As a result of this understanding, we could construct a brand positioning for potential employees that could effectively look similar to the one below:
Particularly important in this Motivational Hierarchy we use for brand positioning is that we recognize that strong brands, like people, are multidimensional so we typically incorporate three motivational pillars. We also add a need state as a driver that represents the functional benefits of what they want from work, while tension points are emotional drivers and are more closely related to their particular lifestyle and value. Both matter. Functional benefits mostly frame the cost of entry benefits while the tension points and emotional factors drive the differentiating benefits. Remember the marketing maxim – people buy for emotional reasons and look for rational/functional reasons to support an emotional decision. Consequently, the top of your brand’s motivational experience is the crucial emotional experience inclusive of all three pillars.
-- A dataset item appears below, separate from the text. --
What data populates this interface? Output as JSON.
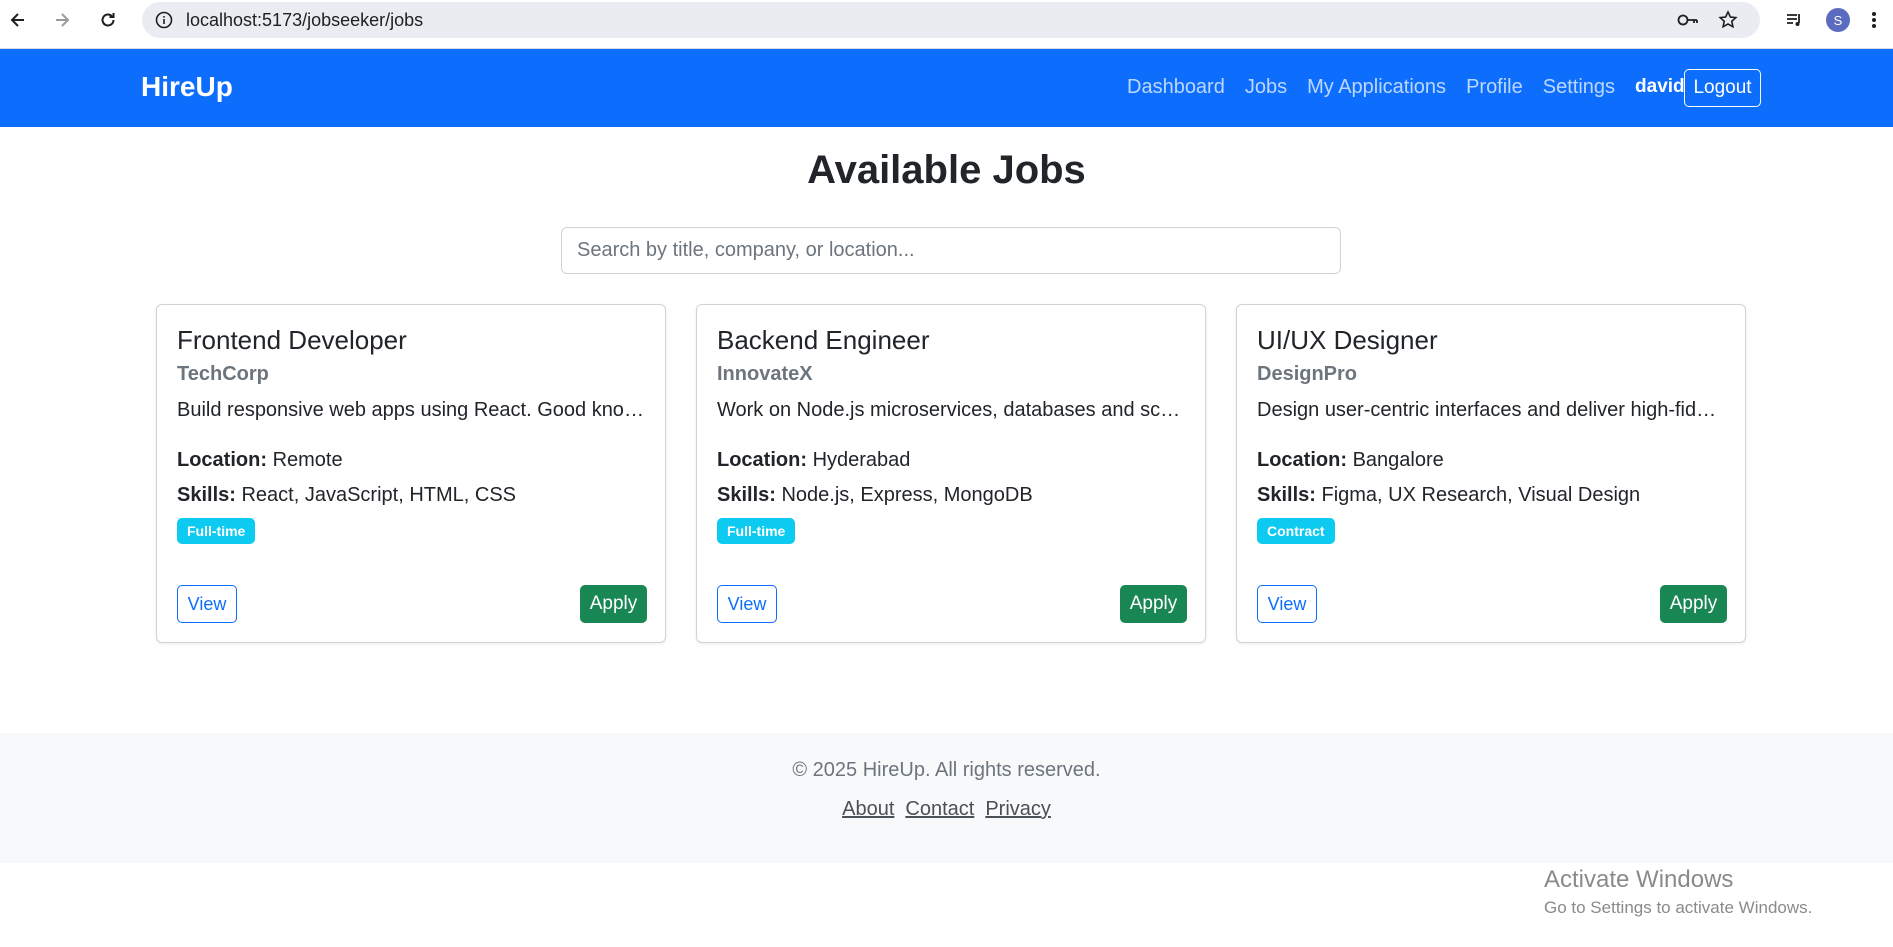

Let’s say your business is more appropriate for women, or you just like the vitality that Young White Turks (what we often call Social Butterflies in other markets)bring to everything and the improved impact that has on teamwork. Here is what is most meaningful to them.
Once again, as a result of knowing what matters most to them, we can construct a brand positioning for Young White Turks/Butterflies working for your company that could effectively look like this:
Just like a regular brand, the employee brand positioning is fundamentally a promise. There is no payout to recruit customers or employees with false promises. With regular brands, we are looking for frequency, loyalty, and advocacy. For employee branding, we are looking for productivity, retention, and advocacy.
Earlier in my career when I was running a business unit for Coca-Cola, we had market share issues as well as clear goals to increase volume and profits. But one metric that concerned me was that we had a 27% turnover rate in our marketing department when I came into the job. I needed motivated and passionate employees to reverse a share loss to Pepsi and I needed marketing innovation to broaden our portfolio and increase sales and profits. We did this by getting the right people on the bus and in the right seats using the tools I’ve described. As a result, we found it much easier to recruit top talent, and our turnover rate dropped from 27% to 4%, which is pretty good for a multinational marketing organization.
Marketing tools like segmentation, targeting and positioning are effective. Use them in your HR department to get the right people in the right seats on your bus. And get somewhere that matters!